Last week we discovered all roads really do lead to the canal network as we held the official handover of the Mikron Theatre Company archive into Heritage Quay! The acquisition of the Mikron archive has been almost four years in the making, from a number of coffee shop chats in its hometown of Marsden between producer Peter Toon and Huddersfield academic Heather Norris Nicholson, to the transfer of over 60 boxes of material into the University of Huddersfield Archives in March 2015.
We’re often asked how we acquire collections, and whilst many depositors approach us directly, and on occasion we might approach a potential depositor, it’s far more usual for us to hear about potential acquisitions through word of mouth. Colleagues and users of the archive service will often flag up our existence to those perhaps considering depositing an archive (or those who have never considered it but wish they had somewhere safe to keep their collection!), but with no prior experience of the process or potential of depositing a collection with a professionally run archive service.
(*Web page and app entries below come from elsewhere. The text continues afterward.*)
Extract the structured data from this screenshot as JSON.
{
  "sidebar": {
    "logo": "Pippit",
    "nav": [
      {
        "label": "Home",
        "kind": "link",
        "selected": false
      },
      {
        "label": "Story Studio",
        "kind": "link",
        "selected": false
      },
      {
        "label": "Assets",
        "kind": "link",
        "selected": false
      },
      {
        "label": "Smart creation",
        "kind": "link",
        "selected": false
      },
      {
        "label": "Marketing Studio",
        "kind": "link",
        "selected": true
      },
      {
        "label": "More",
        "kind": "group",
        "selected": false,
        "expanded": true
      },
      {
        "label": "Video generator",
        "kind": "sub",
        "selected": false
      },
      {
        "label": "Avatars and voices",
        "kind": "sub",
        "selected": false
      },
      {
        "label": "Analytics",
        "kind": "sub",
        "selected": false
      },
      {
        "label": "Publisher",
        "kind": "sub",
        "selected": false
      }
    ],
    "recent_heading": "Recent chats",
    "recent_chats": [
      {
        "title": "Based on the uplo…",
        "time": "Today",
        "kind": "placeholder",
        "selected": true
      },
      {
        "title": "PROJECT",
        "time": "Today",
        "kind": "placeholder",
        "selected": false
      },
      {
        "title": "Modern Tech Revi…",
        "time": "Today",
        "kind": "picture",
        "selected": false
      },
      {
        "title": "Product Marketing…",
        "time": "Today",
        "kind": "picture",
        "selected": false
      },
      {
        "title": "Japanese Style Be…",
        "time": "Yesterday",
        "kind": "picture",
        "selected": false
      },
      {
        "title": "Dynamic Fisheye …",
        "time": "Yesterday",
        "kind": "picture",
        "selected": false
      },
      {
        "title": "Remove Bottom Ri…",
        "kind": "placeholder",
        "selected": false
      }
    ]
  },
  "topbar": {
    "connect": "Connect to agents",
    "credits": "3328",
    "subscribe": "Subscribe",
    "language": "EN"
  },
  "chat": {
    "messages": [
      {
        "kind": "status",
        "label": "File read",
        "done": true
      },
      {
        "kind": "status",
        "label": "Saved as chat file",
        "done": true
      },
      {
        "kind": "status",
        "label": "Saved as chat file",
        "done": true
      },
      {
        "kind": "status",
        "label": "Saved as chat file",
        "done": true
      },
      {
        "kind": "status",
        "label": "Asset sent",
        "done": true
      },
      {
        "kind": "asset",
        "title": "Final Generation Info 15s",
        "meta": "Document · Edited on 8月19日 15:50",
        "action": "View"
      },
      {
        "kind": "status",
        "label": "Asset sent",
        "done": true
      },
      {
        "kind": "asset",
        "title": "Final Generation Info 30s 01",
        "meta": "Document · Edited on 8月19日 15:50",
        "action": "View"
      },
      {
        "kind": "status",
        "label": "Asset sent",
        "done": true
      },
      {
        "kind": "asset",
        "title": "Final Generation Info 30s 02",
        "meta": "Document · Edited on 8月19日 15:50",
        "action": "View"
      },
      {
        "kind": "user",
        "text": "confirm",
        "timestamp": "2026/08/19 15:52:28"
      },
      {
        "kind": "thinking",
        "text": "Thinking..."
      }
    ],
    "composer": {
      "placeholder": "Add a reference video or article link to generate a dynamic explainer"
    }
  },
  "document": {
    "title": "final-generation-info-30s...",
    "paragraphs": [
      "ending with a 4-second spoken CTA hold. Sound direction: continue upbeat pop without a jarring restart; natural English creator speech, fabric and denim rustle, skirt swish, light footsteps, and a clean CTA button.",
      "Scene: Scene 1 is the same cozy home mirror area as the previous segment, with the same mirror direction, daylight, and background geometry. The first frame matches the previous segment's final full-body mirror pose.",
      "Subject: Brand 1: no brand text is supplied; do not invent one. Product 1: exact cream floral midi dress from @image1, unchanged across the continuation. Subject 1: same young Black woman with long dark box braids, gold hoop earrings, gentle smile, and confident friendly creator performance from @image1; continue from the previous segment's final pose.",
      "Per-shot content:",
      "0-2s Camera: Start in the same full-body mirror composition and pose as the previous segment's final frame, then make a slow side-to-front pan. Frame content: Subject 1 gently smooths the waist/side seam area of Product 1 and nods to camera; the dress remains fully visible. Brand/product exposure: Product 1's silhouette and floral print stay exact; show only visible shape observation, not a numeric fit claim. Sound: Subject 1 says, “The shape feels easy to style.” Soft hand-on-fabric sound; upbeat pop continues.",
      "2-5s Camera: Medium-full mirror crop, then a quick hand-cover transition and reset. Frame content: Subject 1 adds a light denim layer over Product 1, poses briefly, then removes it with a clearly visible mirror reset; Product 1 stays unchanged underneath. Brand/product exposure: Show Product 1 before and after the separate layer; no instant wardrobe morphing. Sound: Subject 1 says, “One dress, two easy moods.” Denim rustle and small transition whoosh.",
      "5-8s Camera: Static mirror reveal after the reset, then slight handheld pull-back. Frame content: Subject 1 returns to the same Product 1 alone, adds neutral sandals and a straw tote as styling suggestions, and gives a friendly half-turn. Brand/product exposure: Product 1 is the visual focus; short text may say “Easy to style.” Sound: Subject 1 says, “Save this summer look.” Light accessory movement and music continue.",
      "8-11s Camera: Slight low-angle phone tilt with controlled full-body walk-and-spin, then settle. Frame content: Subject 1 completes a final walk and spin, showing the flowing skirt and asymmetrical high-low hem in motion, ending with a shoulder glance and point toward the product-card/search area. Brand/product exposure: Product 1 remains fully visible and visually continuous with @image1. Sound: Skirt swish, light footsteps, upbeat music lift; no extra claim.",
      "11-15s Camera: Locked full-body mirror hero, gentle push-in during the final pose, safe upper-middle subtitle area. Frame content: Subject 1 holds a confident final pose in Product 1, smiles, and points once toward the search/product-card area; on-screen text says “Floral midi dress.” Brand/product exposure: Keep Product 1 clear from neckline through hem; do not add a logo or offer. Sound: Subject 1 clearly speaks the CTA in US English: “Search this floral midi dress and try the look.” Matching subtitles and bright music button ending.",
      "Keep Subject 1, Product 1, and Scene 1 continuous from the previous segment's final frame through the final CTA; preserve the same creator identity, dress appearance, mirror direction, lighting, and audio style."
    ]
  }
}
In the case of a University archive service, it is often through the connections made by our academics that we are made aware of these potential depositors. It was through Dr Norris Nicholson’s initial discussions into the contents of the archive during 2011 and 2012, and her discovery of the potential for research amongst students and academics from a number of arts disciplines that a new home at the University Archive Service began to take shape. A modern theatre company for whom travelling was a large and integral element of their day to day life, the practical advantages to Mikron of being able to regain office space, alongside the desire to be able to make parts of their fascinating history available to fans and researchers alike made the possibility of the archive’s move a serious prospect.
But Rome wasn’t built in a day, and neither is the transfer arrangements for an archive collection! It often takes months to arrange the practical and legal elements of a deposit. The HLF funding to move the archive service to a new facility gave the idea of the deposit both a boost (considering Heritage Quay’s new location looking out onto the Huddersfield Narrow Canal and Mikron’s long connections with waterways in general) and created a delay. It was decided best to move the material once the centre was complete and the existing collections had been transferred into the new repository.
But on a rather cloudy March morning in 2015, the Mikron archive left its home at the Marsden Mechanics for the last time, to be catalogued, repackaged and stored in the new state of the art facilities at Heritage Quay. During the official handover on the 30th June, Dr Nicholson (Visiting Researcher, University of Huddersfield), Peter Toon (Producer, Mikron) and Marianne McNamara (Artistic Director, Mikron) came to look over some of the transferred material and examine the new repository. Peter and Marianne were excited about the prospect of not only the material becoming accessible to a whole new audience of users, but the potential for them to be able to use and re-visit material from the past. Mikron has one of the longest independent theatre ‘Friends’ group in the UK, which will celebrate it’s 30th anniversary in 2016, and some of the very first newsletters from the 1980s were on display during the handover.
Dr Nicholson pointed out the relevance of the programme and poster collections in charting the history of design and colour choice for Art and Design students. She also discussed an extensive set of oral histories conducted with those living and working on the barges in the early 20th century, which told not only the history of the waterways, but that of a entire culture of ‘bargee’ people who are now represented by only a few descendants keeping traditions alive. As the vinyl, audio tape, programmes, photos, administrative and textile contents of the archive were reviewed, Dr Nicholson concluded the strength of the Mikron collection lay in the diverse range of formats it encompassed, which had appeal to students across the arts and humanities disciplines, and the potential for inter-disciplinary and funded research projects in the future.
So the Mikron collection is now safely on the shelves in its new home, and we hope to have it catalogued shortly. The collection will then be searchable in the online catalogue at heritagequay.org, and also in the lists we upload to portals like the Archives Hub and Archives Portal Europe.
Whilst we hope to welcome many students and academics in to conduct research, we also look forward to sharing the contents of the archive with Mikron’s Friends and the local community. We hope if you visit Heritage Quay in the near future, you too will find all roads lead to the canal!